|European Classification||A61C8/00G1P, A61C8/00G1B, A61C8/00G1S, A61C8/00B, A61C8/00G1|
|May 21, 1990||AS||Assignment|
Owner name: IMPLANT PLASTICS CORPORATION, OHIO
Free format text: ASSIGNMENT OF ASSIGNORS INTEREST.;ASSIGNOR:BARBONE, NORMAN K.;REEL/FRAME:005316/0635
Effective date: 19900517
|Sep 7, 1990||AS||Assignment|
Owner name: BARBONE, NORMAN K., OHIO
Free format text: ASSIGNMENT OF ASSIGNORS INTEREST.;ASSIGNOR:IMPLANT PLASTICS CORPORATION, A CORP. OF OH;REEL/FRAME:005426/0624

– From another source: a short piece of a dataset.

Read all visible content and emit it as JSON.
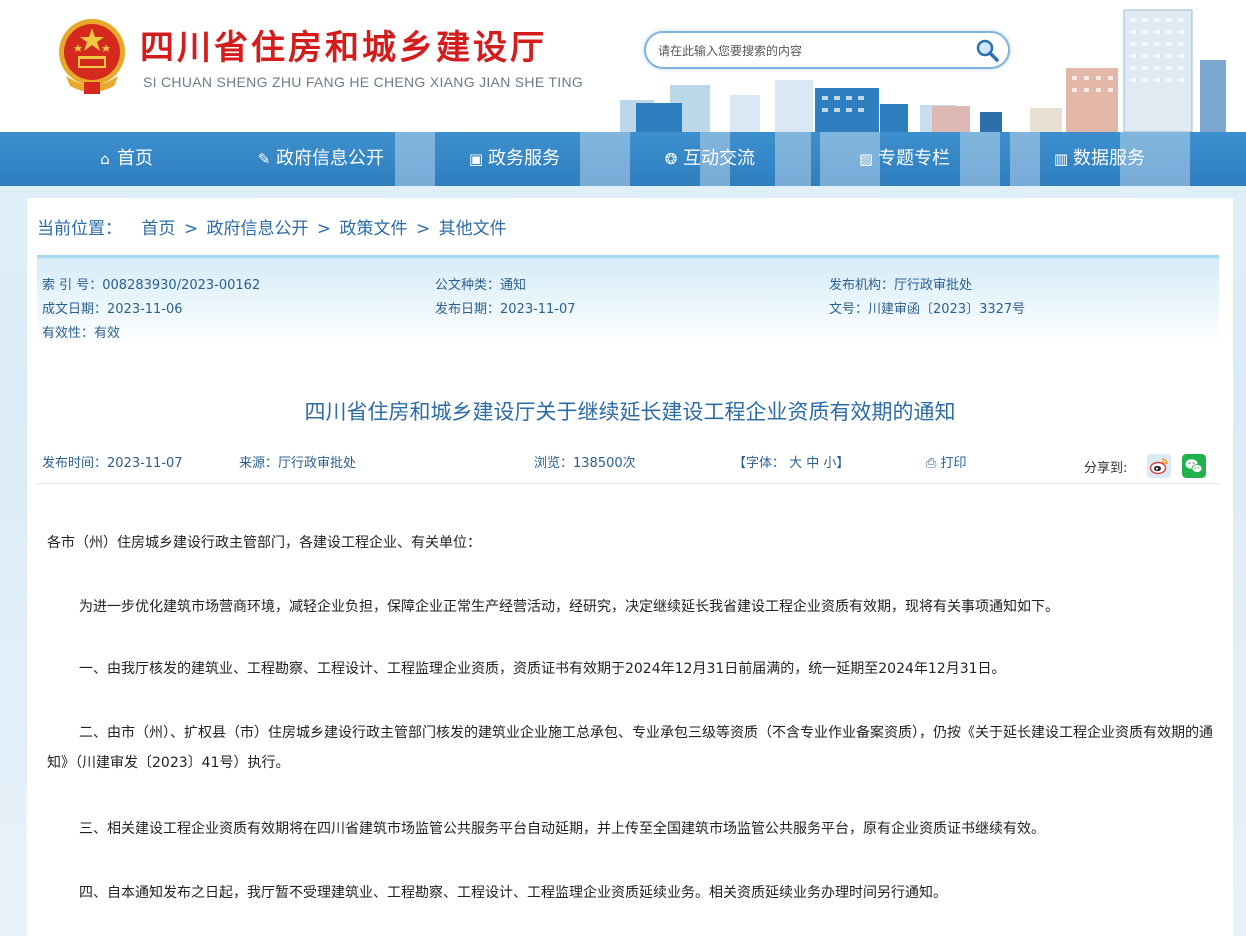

Effective date: 19900820
|Jul 25, 1995||REMI||Maintenance fee reminder mailed|
|Oct 26, 1995||SULP||Surcharge for late payment|
|Oct 26, 1995||FPAY||Fee payment|
Year of fee payment: 4
|Jul 13, 1999||REMI||Maintenance fee reminder mailed|
|Dec 19, 1999||LAPS||Lapse for failure to pay maintenance fees|
|Feb 29, 2000||FP||Expired due to failure to pay maintenance fee|
Effective date: 19991217